- [Assigned task]: Setting aside any pictures, reproduce the data exactly.

(Beginning of Provided material)

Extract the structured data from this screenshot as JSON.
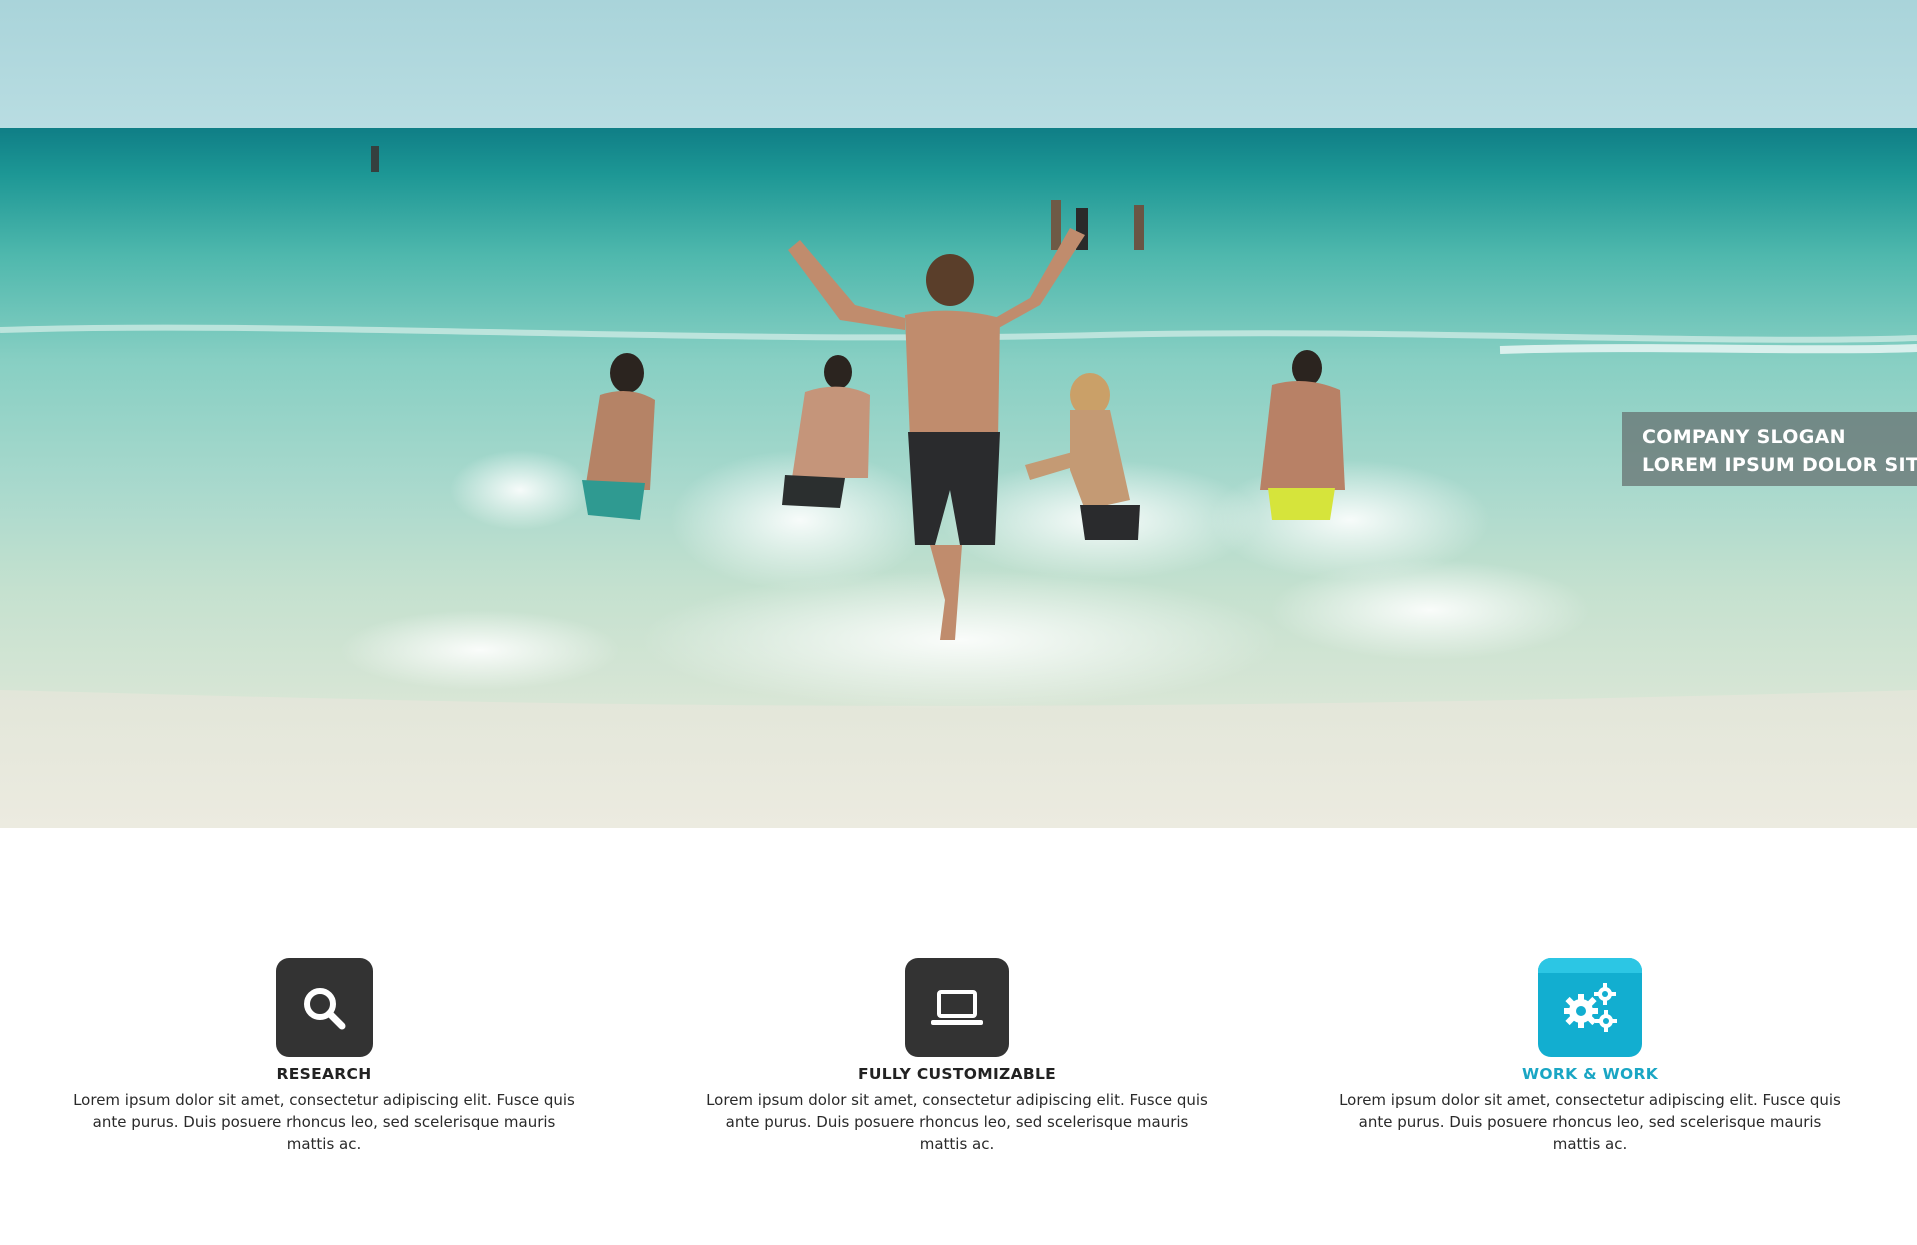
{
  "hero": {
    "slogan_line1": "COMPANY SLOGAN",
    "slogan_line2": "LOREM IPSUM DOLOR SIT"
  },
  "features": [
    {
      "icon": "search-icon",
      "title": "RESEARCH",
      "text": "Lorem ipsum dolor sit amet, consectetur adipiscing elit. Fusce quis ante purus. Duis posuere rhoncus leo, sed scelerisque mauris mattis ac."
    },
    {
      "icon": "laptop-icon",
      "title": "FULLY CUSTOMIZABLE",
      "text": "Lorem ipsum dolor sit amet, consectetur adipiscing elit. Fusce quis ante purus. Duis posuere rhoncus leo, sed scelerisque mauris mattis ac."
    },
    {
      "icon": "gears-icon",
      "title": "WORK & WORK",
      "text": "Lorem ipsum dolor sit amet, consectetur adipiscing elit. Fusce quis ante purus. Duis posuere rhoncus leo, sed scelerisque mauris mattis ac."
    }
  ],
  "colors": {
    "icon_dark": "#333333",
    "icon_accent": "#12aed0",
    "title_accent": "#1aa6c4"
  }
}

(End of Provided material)

- [Reply]:
Extract the structured data from this screenshot as JSON.
{
  "hero": {
    "slogan_line1": "COMPANY SLOGAN",
    "slogan_line2": "LOREM IPSUM DOLOR SIT"
  },
  "features": [
    {
      "icon": "search-icon",
      "title": "RESEARCH",
      "text": "Lorem ipsum dolor sit amet, consectetur adipiscing elit. Fusce quis ante purus. Duis posuere rhoncus leo, sed scelerisque mauris mattis ac."
    },
    {
      "icon": "laptop-icon",
      "title": "FULLY CUSTOMIZABLE",
      "text": "Lorem ipsum dolor sit amet, consectetur adipiscing elit. Fusce quis ante purus. Duis posuere rhoncus leo, sed scelerisque mauris mattis ac."
    },
    {
      "icon": "gears-icon",
      "title": "WORK & WORK",
      "text": "Lorem ipsum dolor sit amet, consectetur adipiscing elit. Fusce quis ante purus. Duis posuere rhoncus leo, sed scelerisque mauris mattis ac."
    }
  ],
  "colors": {
    "icon_dark": "#333333",
    "icon_accent": "#12aed0",
    "title_accent": "#1aa6c4"
  }
}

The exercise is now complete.